• Therese Richmond, PhD, CRNP, FAAN is a member of the nursing and medical faculty at The University of Pennsylvania and a co-founder of FICAP. She has an interest in the nexus of psychological responses and violent injury;
• Alice Hausman, PhD, MPH is the Chair of the Department of Public Health at Temple University. She has extensive experience in evaluation, participatory research, and connections between research and practice;
• Terry Guerra, MS is the Director of Community Development and Human Resources at AchieveAbility, a member organization of PARCC.
Information Core Directors
• Charles Branas, PhD, is a noted injury epidemiologist at the University of Pennsylvania with interests in youth violence, suicide, and the relationship between alcohol availability and injury;
• Thomas Ten Have, PhD, MPH is a biostatistician the University of Pennsylvania. He specializes in statistical analyses to accommodate patient preferences and adaptive treatment regimes;
• Alia Walker, BS is a member of PARCC. She is a Community Activities Specialist and Site Director at Shaw Middle School for Children’s Service, Inc, and Founder of Women of Peace, a Philadelphia-based anti-violence association.
Communication and Dissemination (C & D) Core Directors
• Stephen Leff, PhD is a psychologist at CHOP and a national expert in using community partnership-based methodology to conduct aggression prevention programs and measurement development. Dr. Leff will also be the Principal Investigator of the centerpiece research project.
• John Rich, MD, MPH is Chair of the Department of Health Management & Policy at the Drexel School of Public Health. He employs quantitative and qualitative evaluation methods to urban health interventions;
• Thomas Henry is an original member of PARCC, Chair of the Southwest Action Coalition (SWAC) and the President of the Kingsessing Recreation Advisory Council. He has over 30 years of experiences as a community advocate, activist, and service provider in Philadelphia.
Community Liaison Consultant
• Nicole Thomas, MBA, PARCC
• Alexandra Hanlon, PhD, biostatistician at Temple University, Evaluator, Centerpiece Project
• Bernadette Hohl, Temple Department of Public Health, Research Assistant, Centerpiece Projec
• Anne Teitelman, PhD, University of Pennsylvania School of Nursing, Co-I, Pilot Project
• Duane Thomas, PhD, University of Pennsylvania Graduate School of Education, Co-I, Centerpiece Project

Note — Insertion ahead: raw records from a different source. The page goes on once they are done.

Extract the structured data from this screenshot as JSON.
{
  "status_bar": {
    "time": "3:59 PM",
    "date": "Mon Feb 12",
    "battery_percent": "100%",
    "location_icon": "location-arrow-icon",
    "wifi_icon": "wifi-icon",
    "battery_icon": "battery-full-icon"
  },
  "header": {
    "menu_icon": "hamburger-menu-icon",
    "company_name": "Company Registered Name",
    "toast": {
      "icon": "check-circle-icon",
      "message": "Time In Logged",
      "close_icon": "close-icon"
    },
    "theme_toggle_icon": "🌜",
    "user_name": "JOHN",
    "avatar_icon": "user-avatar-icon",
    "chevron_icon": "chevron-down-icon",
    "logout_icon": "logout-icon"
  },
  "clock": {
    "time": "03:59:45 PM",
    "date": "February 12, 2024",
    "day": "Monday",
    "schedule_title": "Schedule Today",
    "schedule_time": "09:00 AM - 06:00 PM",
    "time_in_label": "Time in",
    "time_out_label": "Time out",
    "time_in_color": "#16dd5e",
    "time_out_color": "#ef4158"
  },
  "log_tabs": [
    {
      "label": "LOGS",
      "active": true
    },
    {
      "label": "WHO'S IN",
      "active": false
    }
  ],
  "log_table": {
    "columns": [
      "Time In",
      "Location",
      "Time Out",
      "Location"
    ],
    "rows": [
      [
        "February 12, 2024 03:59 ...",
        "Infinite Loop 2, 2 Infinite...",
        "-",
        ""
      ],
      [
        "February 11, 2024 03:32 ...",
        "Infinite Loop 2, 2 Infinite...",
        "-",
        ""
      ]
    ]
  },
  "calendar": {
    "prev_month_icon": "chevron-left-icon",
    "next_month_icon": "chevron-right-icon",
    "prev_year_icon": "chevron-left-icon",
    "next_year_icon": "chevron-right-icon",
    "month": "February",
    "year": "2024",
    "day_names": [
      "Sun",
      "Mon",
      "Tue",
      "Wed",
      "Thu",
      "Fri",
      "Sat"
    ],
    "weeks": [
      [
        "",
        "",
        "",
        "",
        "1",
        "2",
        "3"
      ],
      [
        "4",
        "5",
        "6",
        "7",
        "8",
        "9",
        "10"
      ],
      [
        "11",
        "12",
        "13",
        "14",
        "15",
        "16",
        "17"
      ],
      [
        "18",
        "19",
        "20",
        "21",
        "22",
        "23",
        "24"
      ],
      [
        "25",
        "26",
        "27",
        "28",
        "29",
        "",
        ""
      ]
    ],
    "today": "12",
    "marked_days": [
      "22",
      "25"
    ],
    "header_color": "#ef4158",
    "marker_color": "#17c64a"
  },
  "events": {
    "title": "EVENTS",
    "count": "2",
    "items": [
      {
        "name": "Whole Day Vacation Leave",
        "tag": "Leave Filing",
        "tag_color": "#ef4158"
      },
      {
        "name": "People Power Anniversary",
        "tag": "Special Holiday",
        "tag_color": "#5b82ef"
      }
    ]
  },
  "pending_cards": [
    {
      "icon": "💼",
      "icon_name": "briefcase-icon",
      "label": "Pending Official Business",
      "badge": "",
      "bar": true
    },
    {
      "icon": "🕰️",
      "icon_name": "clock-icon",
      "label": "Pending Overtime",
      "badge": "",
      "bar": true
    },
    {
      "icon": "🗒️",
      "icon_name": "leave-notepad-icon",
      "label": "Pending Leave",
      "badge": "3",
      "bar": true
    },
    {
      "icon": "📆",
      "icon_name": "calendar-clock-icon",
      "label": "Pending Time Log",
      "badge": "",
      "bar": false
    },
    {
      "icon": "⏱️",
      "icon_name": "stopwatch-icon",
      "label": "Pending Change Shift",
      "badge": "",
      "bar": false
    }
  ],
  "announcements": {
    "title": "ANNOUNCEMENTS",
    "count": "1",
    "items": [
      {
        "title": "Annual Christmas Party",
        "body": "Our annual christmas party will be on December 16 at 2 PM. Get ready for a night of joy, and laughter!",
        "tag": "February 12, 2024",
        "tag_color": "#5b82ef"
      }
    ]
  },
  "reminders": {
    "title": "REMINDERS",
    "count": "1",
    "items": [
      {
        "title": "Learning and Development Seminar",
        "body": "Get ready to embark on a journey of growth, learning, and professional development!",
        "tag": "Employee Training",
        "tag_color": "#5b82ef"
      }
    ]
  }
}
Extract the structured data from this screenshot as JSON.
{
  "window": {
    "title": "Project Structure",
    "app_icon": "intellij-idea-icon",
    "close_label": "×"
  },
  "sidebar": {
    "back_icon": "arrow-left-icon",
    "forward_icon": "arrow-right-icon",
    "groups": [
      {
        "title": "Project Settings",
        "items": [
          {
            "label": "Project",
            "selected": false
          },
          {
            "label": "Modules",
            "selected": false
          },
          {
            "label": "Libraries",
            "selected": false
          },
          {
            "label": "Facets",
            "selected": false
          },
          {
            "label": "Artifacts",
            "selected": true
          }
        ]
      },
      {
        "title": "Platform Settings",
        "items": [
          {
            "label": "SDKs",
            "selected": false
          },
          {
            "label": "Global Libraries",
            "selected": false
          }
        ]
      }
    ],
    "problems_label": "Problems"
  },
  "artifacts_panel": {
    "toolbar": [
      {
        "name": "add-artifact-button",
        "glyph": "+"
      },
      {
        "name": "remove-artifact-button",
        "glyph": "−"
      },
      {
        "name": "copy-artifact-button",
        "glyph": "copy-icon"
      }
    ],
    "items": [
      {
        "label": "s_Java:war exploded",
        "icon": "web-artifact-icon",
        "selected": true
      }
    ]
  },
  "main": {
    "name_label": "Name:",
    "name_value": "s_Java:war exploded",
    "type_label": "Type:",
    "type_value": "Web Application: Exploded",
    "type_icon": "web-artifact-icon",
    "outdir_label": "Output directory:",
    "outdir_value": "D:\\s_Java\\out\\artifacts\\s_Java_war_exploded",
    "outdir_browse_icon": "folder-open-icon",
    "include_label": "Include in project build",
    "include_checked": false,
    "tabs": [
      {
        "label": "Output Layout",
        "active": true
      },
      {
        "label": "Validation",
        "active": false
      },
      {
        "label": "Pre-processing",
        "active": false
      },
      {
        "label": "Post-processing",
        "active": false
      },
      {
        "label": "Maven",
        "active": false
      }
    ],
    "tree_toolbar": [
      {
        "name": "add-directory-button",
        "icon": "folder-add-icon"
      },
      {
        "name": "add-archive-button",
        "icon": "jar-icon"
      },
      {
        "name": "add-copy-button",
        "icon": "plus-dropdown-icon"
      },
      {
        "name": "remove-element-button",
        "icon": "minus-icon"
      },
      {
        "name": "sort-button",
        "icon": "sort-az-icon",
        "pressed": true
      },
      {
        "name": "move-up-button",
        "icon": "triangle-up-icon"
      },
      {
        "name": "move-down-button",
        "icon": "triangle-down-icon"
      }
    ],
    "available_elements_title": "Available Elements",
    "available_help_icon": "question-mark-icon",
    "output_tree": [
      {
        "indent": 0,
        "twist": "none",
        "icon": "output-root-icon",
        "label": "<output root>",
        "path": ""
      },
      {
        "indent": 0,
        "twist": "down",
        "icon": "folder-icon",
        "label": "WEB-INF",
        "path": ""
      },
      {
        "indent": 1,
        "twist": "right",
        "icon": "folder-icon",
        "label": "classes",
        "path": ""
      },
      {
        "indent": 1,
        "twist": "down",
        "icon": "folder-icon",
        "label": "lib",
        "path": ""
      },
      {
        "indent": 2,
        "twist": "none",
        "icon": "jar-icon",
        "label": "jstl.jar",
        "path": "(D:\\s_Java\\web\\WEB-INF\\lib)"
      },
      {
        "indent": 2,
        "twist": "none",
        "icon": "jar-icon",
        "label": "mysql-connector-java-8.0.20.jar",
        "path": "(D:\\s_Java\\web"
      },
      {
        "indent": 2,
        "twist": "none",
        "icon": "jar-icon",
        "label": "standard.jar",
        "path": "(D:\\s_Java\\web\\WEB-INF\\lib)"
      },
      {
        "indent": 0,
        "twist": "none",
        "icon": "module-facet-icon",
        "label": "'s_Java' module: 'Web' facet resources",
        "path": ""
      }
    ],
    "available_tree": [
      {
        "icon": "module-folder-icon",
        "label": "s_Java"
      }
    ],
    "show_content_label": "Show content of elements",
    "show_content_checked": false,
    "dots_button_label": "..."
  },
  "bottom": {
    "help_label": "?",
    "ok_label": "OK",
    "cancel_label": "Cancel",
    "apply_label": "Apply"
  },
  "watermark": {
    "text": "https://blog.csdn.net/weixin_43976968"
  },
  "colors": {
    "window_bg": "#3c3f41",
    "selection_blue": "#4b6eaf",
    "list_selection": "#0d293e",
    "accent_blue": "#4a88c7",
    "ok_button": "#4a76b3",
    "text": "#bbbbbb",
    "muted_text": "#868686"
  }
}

• Douglas Wiebe, PhD, University of Pennsylvania Department of Biostatistics & Epidemiology, Co-I, Pilot Project
External Advisory Committee (EAC)
Paul Fink M.D.
Jeane Ann Grisso, MD, MSc
Ira Harkavy PhD
Stephen Hargarten, MD, MPH
Jerry Johnson MD
William Laufer JD, PhD
Karin Rhodes MD, MS
John Templeton Jr. MD